This includes:

  • Finding out more about the individual’s specific concerns to better understand their motivations and reservations.
  • Addressing false or misleading anti-vaccination arguments by providing facts about immunisation.


However, one crucial element to ensure the above affected behaviour change was empathy from the healthcare professional. In fact, HCPs who affirmed participants’ concerns generated significantly more support for their refutations and subsequent information.

Why are facts not enough for vaccine awareness campaigns?

Misconceptions on vaccines come from myriad sources, including social and cultural factors, personal interests or ideologies.

For example, some vaccines use porcine gelatine in vaccines as a stabiliser and therefore an anti-vaccination attitude rooted in religious beliefs, such as Islam, may be due to perceived violations of dietary norms.

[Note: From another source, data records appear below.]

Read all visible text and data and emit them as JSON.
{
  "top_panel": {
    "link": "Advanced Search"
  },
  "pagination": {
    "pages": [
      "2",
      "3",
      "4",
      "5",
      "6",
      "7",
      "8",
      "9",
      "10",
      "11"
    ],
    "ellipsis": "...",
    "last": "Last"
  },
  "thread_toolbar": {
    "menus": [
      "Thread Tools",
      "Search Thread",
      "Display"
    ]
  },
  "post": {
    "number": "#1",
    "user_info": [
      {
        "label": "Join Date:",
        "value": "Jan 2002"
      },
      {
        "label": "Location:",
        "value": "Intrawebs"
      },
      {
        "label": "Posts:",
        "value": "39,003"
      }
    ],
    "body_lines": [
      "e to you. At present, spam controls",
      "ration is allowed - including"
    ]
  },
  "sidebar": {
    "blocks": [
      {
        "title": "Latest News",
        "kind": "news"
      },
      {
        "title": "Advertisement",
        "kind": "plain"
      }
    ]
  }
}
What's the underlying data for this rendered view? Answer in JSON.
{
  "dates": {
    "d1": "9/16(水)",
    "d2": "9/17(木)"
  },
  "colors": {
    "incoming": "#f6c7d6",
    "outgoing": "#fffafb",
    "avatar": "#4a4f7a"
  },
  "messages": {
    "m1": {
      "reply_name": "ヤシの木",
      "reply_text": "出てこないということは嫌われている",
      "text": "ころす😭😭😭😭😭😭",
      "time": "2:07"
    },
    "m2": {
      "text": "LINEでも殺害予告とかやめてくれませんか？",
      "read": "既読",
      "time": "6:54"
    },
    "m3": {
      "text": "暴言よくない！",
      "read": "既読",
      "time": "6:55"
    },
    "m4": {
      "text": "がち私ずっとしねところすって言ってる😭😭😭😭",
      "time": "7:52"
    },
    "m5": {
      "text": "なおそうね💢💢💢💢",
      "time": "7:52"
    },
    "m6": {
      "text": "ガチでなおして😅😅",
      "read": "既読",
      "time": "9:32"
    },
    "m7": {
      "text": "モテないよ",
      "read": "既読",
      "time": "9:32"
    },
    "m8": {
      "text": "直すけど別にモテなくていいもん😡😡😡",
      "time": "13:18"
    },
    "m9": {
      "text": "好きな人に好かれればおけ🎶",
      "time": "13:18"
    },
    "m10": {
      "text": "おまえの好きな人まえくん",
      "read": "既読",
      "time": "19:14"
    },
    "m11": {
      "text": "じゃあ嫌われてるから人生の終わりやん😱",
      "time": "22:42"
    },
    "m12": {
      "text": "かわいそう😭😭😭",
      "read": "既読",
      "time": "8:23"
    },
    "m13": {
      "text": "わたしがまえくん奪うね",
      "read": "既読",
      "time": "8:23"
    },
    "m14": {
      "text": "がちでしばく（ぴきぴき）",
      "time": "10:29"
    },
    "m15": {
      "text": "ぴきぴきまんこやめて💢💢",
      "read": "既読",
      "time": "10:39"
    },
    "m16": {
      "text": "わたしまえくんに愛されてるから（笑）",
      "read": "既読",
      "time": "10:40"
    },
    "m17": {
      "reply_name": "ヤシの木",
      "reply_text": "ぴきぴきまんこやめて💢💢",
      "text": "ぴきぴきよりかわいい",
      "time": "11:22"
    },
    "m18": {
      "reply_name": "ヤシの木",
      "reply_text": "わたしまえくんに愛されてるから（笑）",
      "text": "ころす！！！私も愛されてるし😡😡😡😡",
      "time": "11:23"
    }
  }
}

There are alternatives for some vaccines but providing patients with this hard facts without acknowledging a religious belief and the concerns that stem from it could be perceived as a direct attack on their worldview.

Findings in the journal of Health Psychology, state that without empathy, HCPs are limited in their capacity to increase on vaccine acceptance and lower support for anti-vaccination arguments. However, the majority of participants (around 64%) who experienced ERI indicated they were more open to continuing the conversation with a healthcare professional, and around 12% became more willing to be vaccinated compared to those participants who received the factual approach.

Study leader Dr Dawn Holford, senior research associate in psychology, said the results were timely given the UK currently facing a growing measles outbreak due to falling MMR uptake.

"‘The study highlights how the way misinformation is tackled, especially with vaccine averse groups, can play a vital role in changing perceptions which can be hard to shift.’ said Dr Holford. ‘Our study shows it is possible to gain trust and change minds if we take people’s concerns seriously and tailor our approach to help them make informed decisions about their health.""

Dr Dawn Holford

What role can pharmaceutical companies play to help increase vaccine uptake?

Healthcare professionals need skills and support to effectively refute vaccine misconceptions held by patients. This is why the aforementioned research is being developed into training tools and programmes to support healthcare professionals in the UK and across Europe.

However, in light of the need for empathy to increase efficacy, what role could pharmaceutical companies play to support healthcare professionals in this area?

Some ideas and examples include:

  • HCP talking guides: Whether in print of via digital platforms, materials about new vaccines and potential side effects should be paired with useful phrases to use when met with vaccine hesitancy. Things to include could be; an overview on misconceptions relevant to the vaccine, specific words and phrases to avoid, useful phrases to use, signposting to support services
  • Patient Decision Aids: when developing decision aids or tools for healthcare professionals to use with patients, pharmaceutical companies should identify cultural and ideological issues specific to those vaccinations and unpack them. This would help healthcare professional develop a more nuanced approach in consultations.
  • Empathy training: Provide details on exercises and develop courses that focus on communication skills, active listening, and understanding patients’ perspectives and promote those directly to primary care physicians.


Our team can help you develop and distribute these resources to thousands of GP practices, pharmacies and hospitals across the UK using our education pack service. Our account teams will help you identify the correct healthcare professional targets (GPs, nurses, specialist clinicians) and refine distribution depending on patient profiles too.

Get in touch with us today and we can work with you help get you in front of millions of patients and healthcare professionals.

Harriet Bush Harriet's main passion is challenging health inequities and ensuring patient information empowers patients at the point-of-need. She's an active member of the Patient Information (PIF) community and, prior to her tenure at IDS, was a seasoned comms pro working client side with global leaders in and challenger brands in the health and wellness industries.